Trafimow, D., Triandis, H., & Goto, S. (1991). Some tests of the distinction between the private self and the collective self. Journal of Personality and Social Psychology, 60(5), 649–655. DOI: https://doi.org/10.1037/0022-35220.127.116.119
Triandis, H. C. (1989). The self and social behavior in differing cultural contexts. Psychological Review, 96(3), 506–520. DOI: https://doi.org/10.1037//0033-295X.96.3.506
van Baaren, R. B., Maddux, W. W., Chartrand, T. L., de Bouter, C., & van Knippenberg, A. (2003). It takes two to mimic: Behavioral consequences of self-construals. Journal of Personality and Social Psychology, 84(5), 1093–1102. DOI: https://doi.org/10.1037/0022-3518.104.22.1683
Wagenmakers, E. J. (2018, May 3). Re: Reviewer wants justification for the default prior [Online forum comment]. Retrieved from: https://forum.cogsci.nl/discussion/4092/reviewer-wants-justification-for-the-default-prior.
Weisz, J. R., Rothbaum, E. M., & Blackburn, T. C. (1984). Standing out and standing in: The psychology of control in America and Japan. American Psychologist, 39(9), 955–969. DOI: https://doi.org/10.1037/0003-066X.39.9.955
Westfall, J., & Yarkoni, T. (2016). Statistically controlling for confounding constructs is harder than you think. PloS one, 11(3), e0152719. DOI: https://doi.org/10.1371/journal.pone.0152719
Williams, P., Fitzsimons, G. J., & Block, L. G. (2004). When consumers don’t recognize “benign” intentions questions as persuasion attempts. Journal of Consumer Research, 31, 540–550. DOI: https://doi.org/10.1086/425088
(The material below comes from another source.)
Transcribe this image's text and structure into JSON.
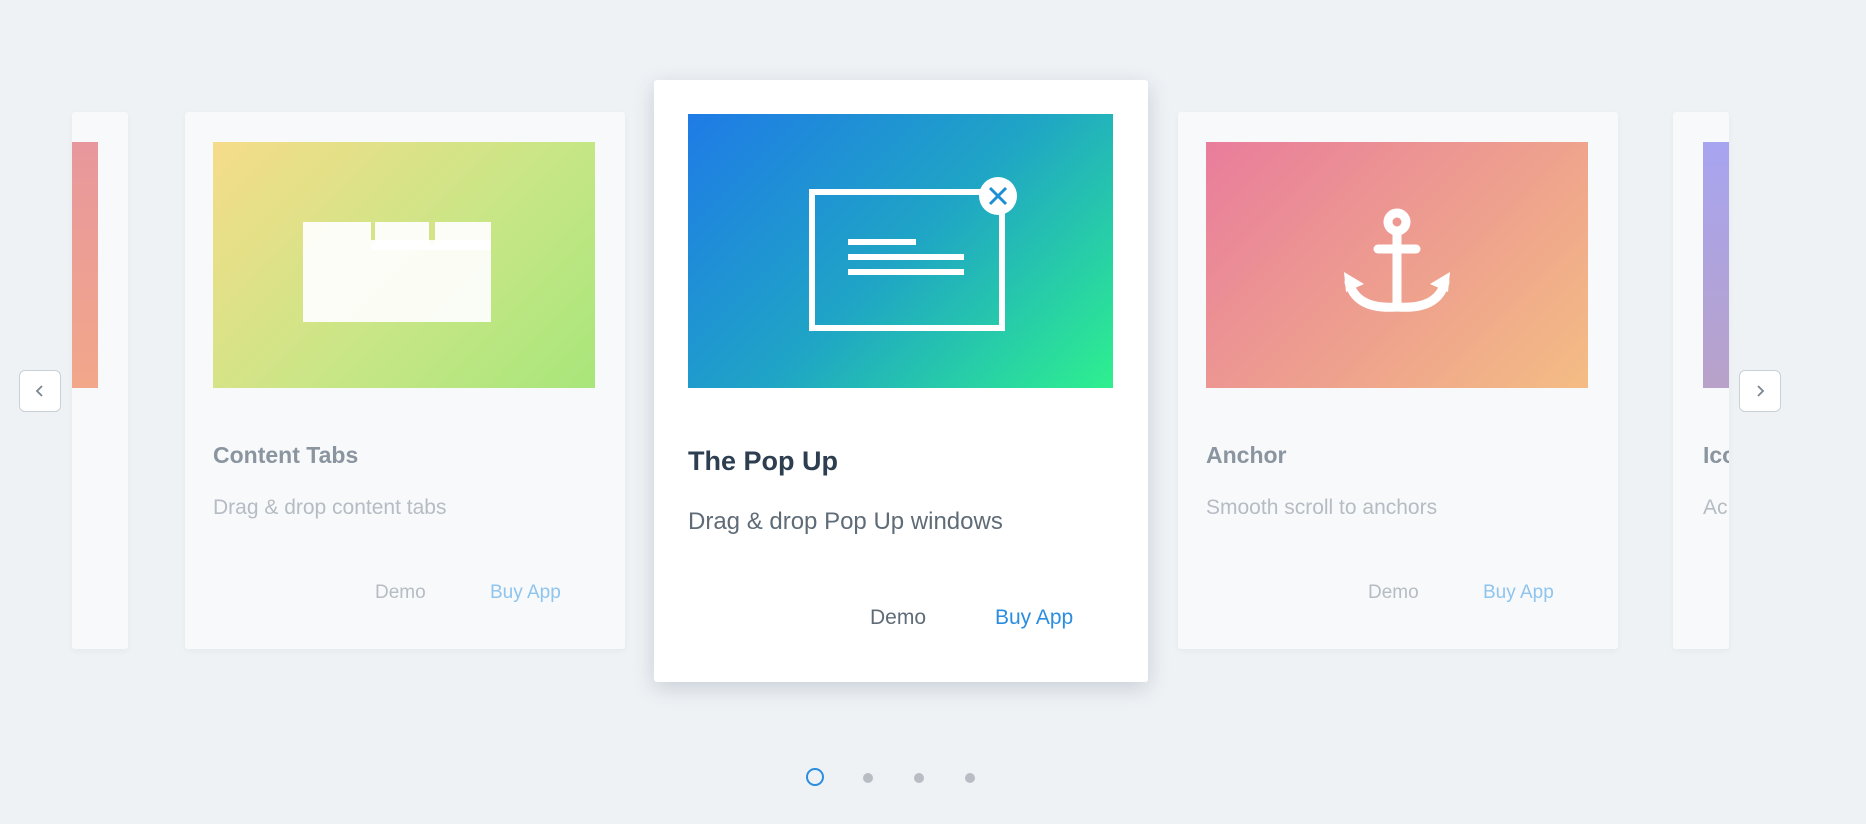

Wolburg, J. M. (2006). College students’ responses to antismoking messages: Denial, defiance, and other boomerang effects. Journal of Consumer Affairs, 40(2), 294–323. DOI: https://doi.org/10.1111/j.1745-6606.2006.00059.x
World Health Organization (WHO). (2015). World No Tobacco Day 2015: Stop illicit trade of tobacco products. Retrieved from: http://www.who.int/campaigns/no-tobacco-day/2015/event/en/.
Yuki, M., Maddux, W. W., Brewer, M. B., & Takemura, K. (2005). Cross-cultural differences in relationship-and group-based trust. Personality and Social Psychology Bulletin, 31(1), 48–62. DOI: https://doi.org/10.1177/0146167204271305
Zhao, X., Peterson, E. B., Kim, W., & Rolfe-Redding, J. (2014). Effects of self-affirmation on daily versus occasional smokers’ responses to graphic warning labels. Communication Research, 41(8), 1137–1158. DOI: https://doi.org/10.1177/0093650212465433
Health Psychology Bulletin has blind peer review, which is unblinded upon article acceptance. The editorial history of this article can be downloaded here:Does Smokers’ Self-Construal Moderate the Effect of (Self-)persuasion on Smoking?
Peer Review Comments. DOI: https://doi.org/10.5334/hpb.17.pr1